Most Read

Top stories


Fans Step In To Help Lewis Capaldi Sing 'Someone You Loved' As He Fights Off Tourette's Tics

The crowd at the 2023 Glastonbury Festival belted out the singer's popular tune after he struggled to sing due to a bout of tics brought on by his Tourette's Syndrome.

Lewis Capaldi
Harry Durrant/Getty Images

When Scottish singer/songwriter Lewis Capaldi struggled to sing mid-performance at Glastonbury Festival 2023 due to his Tourette's syndrome tics, his fans stepped in to sing along.

Last year, Capaldi revealed he had Tourette's syndrome–a neurological condition that causes unwanted sounds and involuntary spasms.

But instead of giving into despair, the good-humored 26-year-old said he was relieved to hear his diagnosis was not "some horrible degenerative disease" instead.

He told Sky News:

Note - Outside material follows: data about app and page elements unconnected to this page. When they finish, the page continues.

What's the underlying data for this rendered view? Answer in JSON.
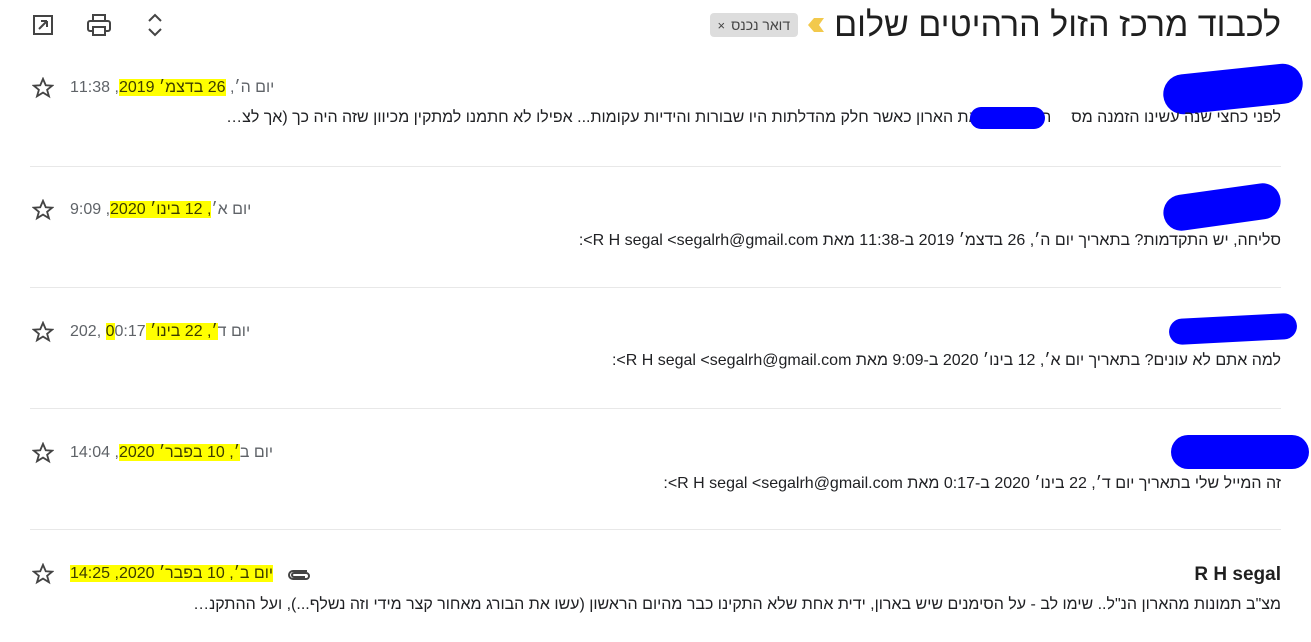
{
  "toolbar": {
    "icons": [
      "open-in-new-window-icon",
      "print-icon",
      "expand-collapse-icon"
    ]
  },
  "thread": {
    "subject": "לכבוד מרכז הזול הרהיטים שלום",
    "label": "דואר נכנס",
    "label_remove": "×"
  },
  "colors": {
    "highlight": "#ffff00",
    "redaction": "#0000ff",
    "chip_bg": "#dddddd",
    "importance": "#f2c94c"
  },
  "messages": [
    {
      "sender": "",
      "date_pre": "יום ה׳, ",
      "date_hl": "26 בדצמ׳ 2019",
      "date_post": ", 11:38",
      "snippet_a": "לפני כחצי שנה עשינו הזמנה מס",
      "snippet_b": "התקינו לנו את הארון כאשר חלק מהדלתות היו שבורות והידיות עקומות... אפילו לא חתמנו למתקין מכיוון שזה היה כך (אך לצ…"
    },
    {
      "sender": "",
      "date_pre": "יום א׳",
      "date_hl": ", 12 בינו׳ 2020",
      "date_post": ", 9:09",
      "snippet": "סליחה, יש התקדמות? בתאריך יום ה׳, 26 בדצמ׳ 2019 ב-11:38 מאת R H segal <segalrh@gmail.com>:"
    },
    {
      "sender": "",
      "date_pre": "יום ד",
      "date_hl": "׳, 22 בינו׳ 0",
      "date_post": "0:17 ,202",
      "snippet": "למה אתם לא עונים? בתאריך יום א׳, 12 בינו׳ 2020 ב-9:09 מאת R H segal <segalrh@gmail.com>:"
    },
    {
      "sender": "",
      "date_pre": "יום ב",
      "date_hl": "׳, 10 בפבר׳ 2020",
      "date_post": ", 14:04",
      "snippet": "זה המייל שלי בתאריך יום ד׳, 22 בינו׳ 2020 ב-0:17 מאת R H segal <segalrh@gmail.com>:"
    },
    {
      "sender": "R H segal",
      "date_pre": "",
      "date_hl": "יום ב׳, 10 בפבר׳ 2020, 14:25",
      "date_post": "",
      "snippet": "מצ\"ב תמונות מהארון הנ\"ל.. שימו לב - על הסימנים שיש בארון, ידית אחת שלא התקינו כבר מהיום הראשון (עשו את הבורג מאחור קצר מידי וזה נשלף...), ועל ההתקנ…"
    }
  ]
}
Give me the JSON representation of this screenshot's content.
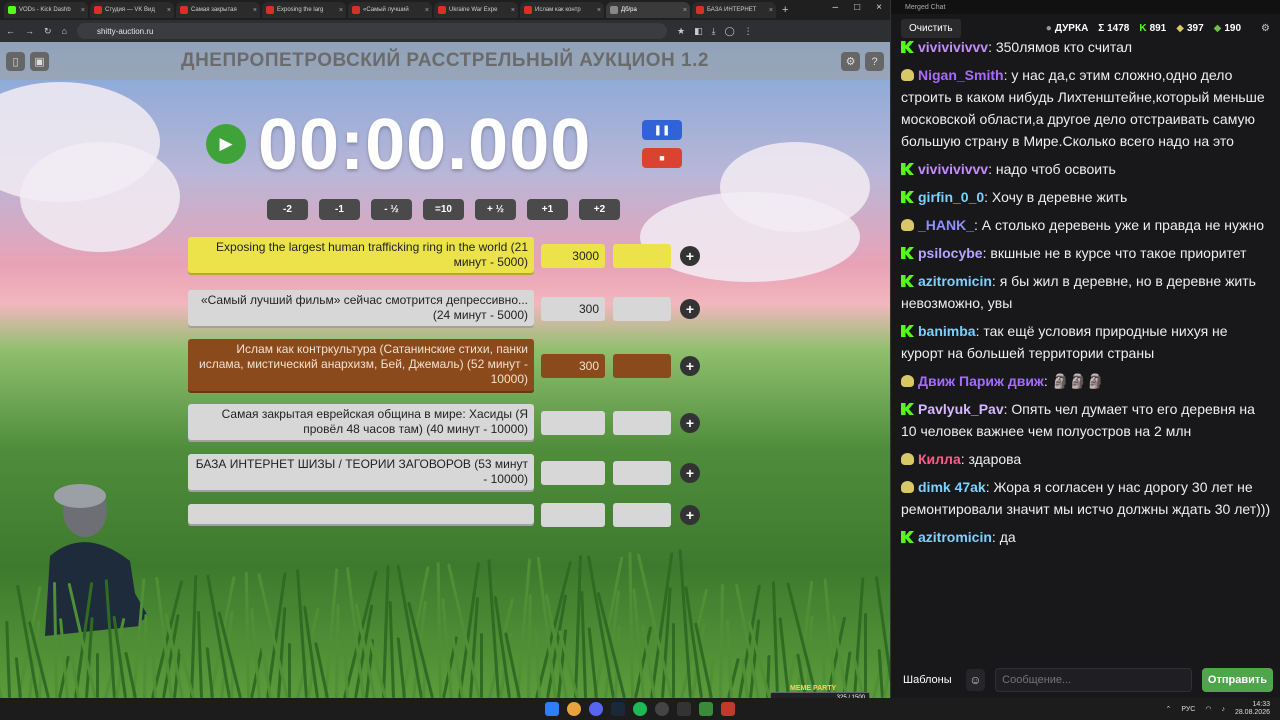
{
  "browser": {
    "tabs": [
      {
        "label": "VODs - Kick Dashb",
        "color": "#53fc18"
      },
      {
        "label": "Студия — VK Вид",
        "color": "#d93025"
      },
      {
        "label": "Самая закрытая",
        "color": "#d93025"
      },
      {
        "label": "Exposing the larg",
        "color": "#d93025"
      },
      {
        "label": "«Самый лучший",
        "color": "#d93025"
      },
      {
        "label": "Ukraine War Expe",
        "color": "#d93025"
      },
      {
        "label": "Ислам как контр",
        "color": "#d93025"
      },
      {
        "label": "Дб/ра",
        "color": "#888888"
      },
      {
        "label": "БАЗА ИНТЕРНЕТ",
        "color": "#d93025"
      }
    ],
    "url": "shitty-auction.ru"
  },
  "app": {
    "title": "ДНЕПРОПЕТРОВСКИЙ РАССТРЕЛЬНЫЙ АУКЦИОН 1.2",
    "timer": "00:00.000",
    "step_buttons": [
      "-2",
      "-1",
      "- ½",
      "=10",
      "+ ½",
      "+1",
      "+2"
    ],
    "lots": [
      {
        "name": "Exposing the largest human trafficking ring in the world (21 минут - 5000)",
        "amount": "3000",
        "style": "yellow"
      },
      {
        "name": "«Самый лучший фильм» сейчас смотрится депрессивно... (24 минут - 5000)",
        "amount": "300",
        "style": "grey"
      },
      {
        "name": "Ислам как контркультура (Сатанинские стихи, панки ислама, мистический анархизм,  Бей, Джемаль) (52 минут - 10000)",
        "amount": "300",
        "style": "brown"
      },
      {
        "name": "Самая закрытая еврейская община в мире: Хасиды (Я провёл 48 часов там) (40 минут - 10000)",
        "amount": "",
        "style": "grey"
      },
      {
        "name": "БАЗА ИНТЕРНЕТ ШИЗЫ / ТЕОРИИ ЗАГОВОРОВ (53 минут - 10000)",
        "amount": "",
        "style": "grey"
      },
      {
        "name": "",
        "amount": "",
        "style": "grey"
      }
    ]
  },
  "chat": {
    "window_title": "Merged Chat",
    "clear_label": "Очистить",
    "channel": "ДУРКА",
    "total": "Σ 1478",
    "kick_count": "891",
    "twitch_count": "397",
    "other_count": "190",
    "messages": [
      {
        "badge": "k",
        "user": "vivivivivvv",
        "color": "#c68cff",
        "text": "350лямов кто считал"
      },
      {
        "badge": "p",
        "user": "Nigan_Smith",
        "color": "#a86bff",
        "text": "у нас да,с этим сложно,одно дело строить в каком нибудь Лихтенштейне,который меньше московской области,а другое дело отстраивать самую большую страну в Мире.Сколько всего надо на это"
      },
      {
        "badge": "k",
        "user": "vivivivivvv",
        "color": "#c68cff",
        "text": "надо чтоб освоить"
      },
      {
        "badge": "k",
        "user": "girfin_0_0",
        "color": "#7cd1ff",
        "text": "Хочу в деревне жить"
      },
      {
        "badge": "p",
        "user": "_HANK_",
        "color": "#8f8fff",
        "text": "А столько деревень уже и правда не нужно"
      },
      {
        "badge": "k",
        "user": "psilocybe",
        "color": "#b6a6ff",
        "text": "вкшные не в курсе что такое приоритет"
      },
      {
        "badge": "k",
        "user": "azitromicin",
        "color": "#7cd1ff",
        "text": "я бы жил в деревне, но в деревне жить невозможно, увы"
      },
      {
        "badge": "k",
        "user": "banimba",
        "color": "#7cd1ff",
        "text": "так ещё условия природные нихуя не курорт на большей территории страны"
      },
      {
        "badge": "p",
        "user": "Движ Париж движ",
        "color": "#a86bff",
        "text": "🗿🗿🗿"
      },
      {
        "badge": "k",
        "user": "Pavlyuk_Pav",
        "color": "#d6b8ff",
        "text": "Опять чел думает что его деревня на 10 человек важнее чем полуостров на 2 млн"
      },
      {
        "badge": "p",
        "user": "Килла",
        "color": "#ff5c8a",
        "text": "здарова"
      },
      {
        "badge": "p",
        "user": "dimk 47ak",
        "color": "#7cd1ff",
        "text": "Жора я согласен у нас дорогу 30 лет не ремонтировали значит мы истчо должны ждать 30 лет)))"
      },
      {
        "badge": "k",
        "user": "azitromicin",
        "color": "#7cd1ff",
        "text": "да"
      }
    ],
    "templates_label": "Шаблоны",
    "input_placeholder": "Сообщение...",
    "send_label": "Отправить"
  },
  "overlay": {
    "party_label": "MEME PARTY",
    "hp_text": "325 / 1500"
  },
  "taskbar": {
    "lang": "РУС",
    "time": "14:33",
    "date": "28.08.2026"
  }
}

"I have Tourette's. I've always had it, apparently. I do a shoulder twitch quite a lot. It's a new thing."
"The worst thing about it is when I'm excited, I get it."
"When I'm stressed, I get it. Some days it's more painful than others. It's not a big a deal. It looks a lot worse than it is."

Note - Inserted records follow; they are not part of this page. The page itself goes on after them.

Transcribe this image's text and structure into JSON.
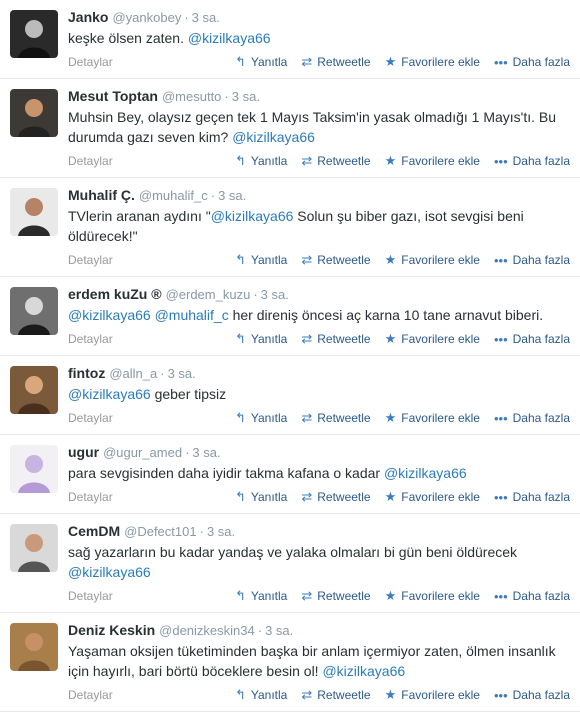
{
  "actions": {
    "details": "Detaylar",
    "reply": "Yanıtla",
    "retweet": "Retweetle",
    "favorite": "Favorilere ekle",
    "more": "Daha fazla"
  },
  "tweets": [
    {
      "name": "Janko",
      "handle": "@yankobey",
      "time": "3 sa.",
      "pre": "keşke ölsen zaten. ",
      "mention": "@kizilkaya66",
      "mid": "",
      "mention2": "",
      "post": ""
    },
    {
      "name": "Mesut Toptan",
      "handle": "@mesutto",
      "time": "3 sa.",
      "pre": "Muhsin Bey, olaysız geçen tek 1 Mayıs Taksim'in yasak olmadığı 1 Mayıs'tı. Bu durumda gazı seven kim? ",
      "mention": "@kizilkaya66",
      "mid": "",
      "mention2": "",
      "post": ""
    },
    {
      "name": "Muhalif Ç.",
      "handle": "@muhalif_c",
      "time": "3 sa.",
      "pre": "TVlerin aranan aydını \"",
      "mention": "@kizilkaya66",
      "mid": " Solun şu biber gazı, isot sevgisi beni öldürecek!\"",
      "mention2": "",
      "post": ""
    },
    {
      "name": "erdem kuZu ®",
      "handle": "@erdem_kuzu",
      "time": "3 sa.",
      "pre": "",
      "mention": "@kizilkaya66",
      "mid": " ",
      "mention2": "@muhalif_c",
      "post": " her direniş öncesi aç karna 10 tane arnavut biberi."
    },
    {
      "name": "fintoz",
      "handle": "@alln_a",
      "time": "3 sa.",
      "pre": "",
      "mention": "@kizilkaya66",
      "mid": " geber tipsiz",
      "mention2": "",
      "post": ""
    },
    {
      "name": "ugur",
      "handle": "@ugur_amed",
      "time": "3 sa.",
      "pre": "para sevgisinden daha iyidir takma kafana o kadar ",
      "mention": "@kizilkaya66",
      "mid": "",
      "mention2": "",
      "post": ""
    },
    {
      "name": "CemDM",
      "handle": "@Defect101",
      "time": "3 sa.",
      "pre": "sağ yazarların bu kadar yandaş ve yalaka olmaları bi gün beni öldürecek ",
      "mention": "@kizilkaya66",
      "mid": "",
      "mention2": "",
      "post": ""
    },
    {
      "name": "Deniz Keskin",
      "handle": "@denizkeskin34",
      "time": "3 sa.",
      "pre": "Yaşaman oksijen tüketiminden başka bir anlam içermiyor zaten, ölmen insanlık için hayırlı, bari börtü böceklere besin ol! ",
      "mention": "@kizilkaya66",
      "mid": "",
      "mention2": "",
      "post": ""
    }
  ]
}
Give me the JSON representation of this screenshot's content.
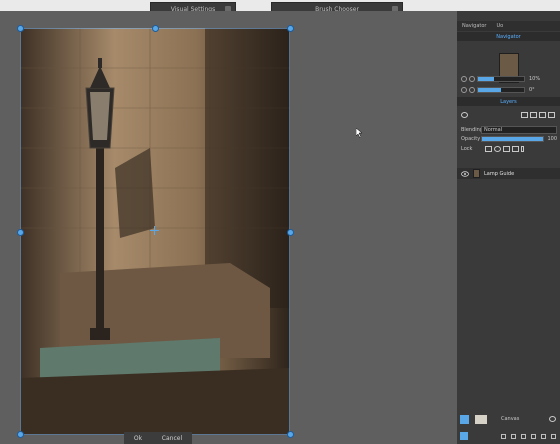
{
  "floating_tabs": {
    "visual_settings": "Visual Settings",
    "brush_chooser": "Brush Chooser"
  },
  "panel_tabs": [
    "Navigator",
    "Uo"
  ],
  "navigator": {
    "header": "Navigator",
    "zoom_value": "10%",
    "rotation_value": "0°",
    "zoom_fill": 0.35,
    "rotation_fill": 0.5
  },
  "layers": {
    "header": "Layers",
    "blending_label": "Blending",
    "blending_value": "Normal",
    "opacity_label": "Opacity",
    "opacity_value": "100",
    "opacity_fill": 1.0,
    "lock_label": "Lock",
    "layer_name": "Lamp Guide"
  },
  "bottom_bar": {
    "ok": "Ok",
    "cancel": "Cancel"
  },
  "canvas_label": "Canvas",
  "colors": {
    "accent": "#5aa7e8",
    "panel_bg": "#3a3a3a",
    "canvas_bg": "#5f5f5f"
  }
}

At Glastonbury Festival, which ran from Wednesday through Sunday in England, the 2020 Brit Award for Best New Artist recipient started experiencing the tics when he started the set.

They started to intensify when he sang his 2019 UK Singles Chart topper, "Someone You Loved."

The keyboardist continued playing as Capaldi took a moment to fight off the uncontrollable spasms in the middle of the song,

After a long period of silence from the vocalist, the audience cheered and started singing the song until he was able to resume and join them.

You can witness the uplifting moment in the clip below.

Social media users were moved by the evident connection Capaldi has with his fans.

BBC journalist Shilpa Kannan was especially moved after viewing the clip as it was personal to her.

The Glasgow-born singer said on Instagram Live that his condition was "not a big a deal" but that some days are "more painful than others and is given botox injections to help stop the tics.

When his set at the high-profile event finished, he told the audience.

"Glastonbury, I'm really sorry. I'm a bit annoyed with myself."
"I feel like I'll be taking another wee break over the next couple of weeks. So you probably won't see much of me for the rest of the year, maybe even."
"But when I do come back and when I do see you, I hope you're still up for watching us."

He added that performing at Glastonbury was a dream and said before walking off the stage:

"If I never get to do it again, this has been enough."

Following the performance at the festival, Capaldi informed fans he was "taking a break from touring for the foreseeable future."

He wrote on Instagram:

"I used to be able to enjoy every second of shows like this and I'd hoped 3 weeks away would sort me out."
"But the truth is I'm still learning to adjust to the impact of my Tourette's and on Saturday it became obvious that I need to spend much more time getting my mental and physical health in order, so I can keep doing everything I love for a long time."

He continued:

"I know I'm incredibly fortunate to be able to take some time out when others can't and I'd like to thank my amazing family, friends, team, medical professionals and all of you who've been so supportive every step of the way through the good times and even more so during this past year when I've needed it more than ever."

He added:

"I'm so incredibly sorry to everyone who had planned to come to a show before the end of the year but I need to feel well to perform at the standard you all deserve."
"Playing for you every night is all I've ever dreamed of so this has been the most difficult decision of my life."
"I'll be back as soon as I possibly can."

An outpouring of love and support filled the post's comments section.







Previously, the singer opened up about his recent performing struggles with The Times.

He said:

“My tic is getting quite bad on stage now. I’m trying to get on top of that."
"If I can’t, I’m f*cked. It’s easier when I play guitar, but I hate playing guitar. I know, I’m a walking contradiction."
"It’s only making music that does this to me."
"Otherwise, I can be fine for months at a time. So it’s a weird situation."

Capaldi added:

"Right now, the trade-off is worth it.”